→ PROVIDED RECORDS:

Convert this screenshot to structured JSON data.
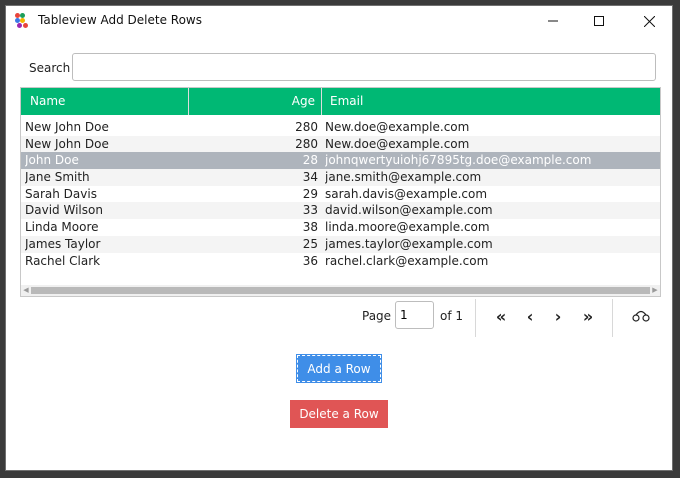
{
  "window": {
    "title": "Tableview Add Delete Rows"
  },
  "search": {
    "label": "Search",
    "value": "",
    "placeholder": ""
  },
  "table": {
    "headers": {
      "name": "Name",
      "age": "Age",
      "email": "Email"
    },
    "rows": [
      {
        "name": "New John Doe",
        "age": "280",
        "email": "New.doe@example.com"
      },
      {
        "name": "New John Doe",
        "age": "280",
        "email": "New.doe@example.com"
      },
      {
        "name": "John Doe",
        "age": "28",
        "email": "johnqwertyuiohj67895tg.doe@example.com",
        "selected": true
      },
      {
        "name": "Jane Smith",
        "age": "34",
        "email": "jane.smith@example.com"
      },
      {
        "name": "Sarah Davis",
        "age": "29",
        "email": "sarah.davis@example.com"
      },
      {
        "name": "David Wilson",
        "age": "33",
        "email": "david.wilson@example.com"
      },
      {
        "name": "Linda Moore",
        "age": "38",
        "email": "linda.moore@example.com"
      },
      {
        "name": "James Taylor",
        "age": "25",
        "email": "james.taylor@example.com"
      },
      {
        "name": "Rachel Clark",
        "age": "36",
        "email": "rachel.clark@example.com"
      }
    ]
  },
  "pagination": {
    "page_label": "Page",
    "current_page": "1",
    "of_label": "of 1",
    "first": "«",
    "prev": "‹",
    "next": "›",
    "last": "»"
  },
  "buttons": {
    "add": "Add a Row",
    "delete": "Delete a Row"
  },
  "colors": {
    "header": "#00b874",
    "selected_row": "#aeb4bc",
    "add_button": "#3f8ee8",
    "delete_button": "#e05555"
  },
  "icons": {
    "app": "app-dots-icon",
    "minimize": "minimize-icon",
    "maximize": "maximize-icon",
    "close": "close-icon",
    "pager_extra": "link-icon"
  }
}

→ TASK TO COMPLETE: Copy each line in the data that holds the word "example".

→ TASK ANSWER:
        "email": "New.doe@example.com"
        "email": "New.doe@example.com"
        "email": "johnqwertyuiohj67895tg.doe@example.com",
        "email": "jane.smith@example.com"
        "email": "sarah.davis@example.com"
        "email": "david.wilson@example.com"
        "email": "linda.moore@example.com"
        "email": "james.taylor@example.com"
        "email": "rachel.clark@example.com"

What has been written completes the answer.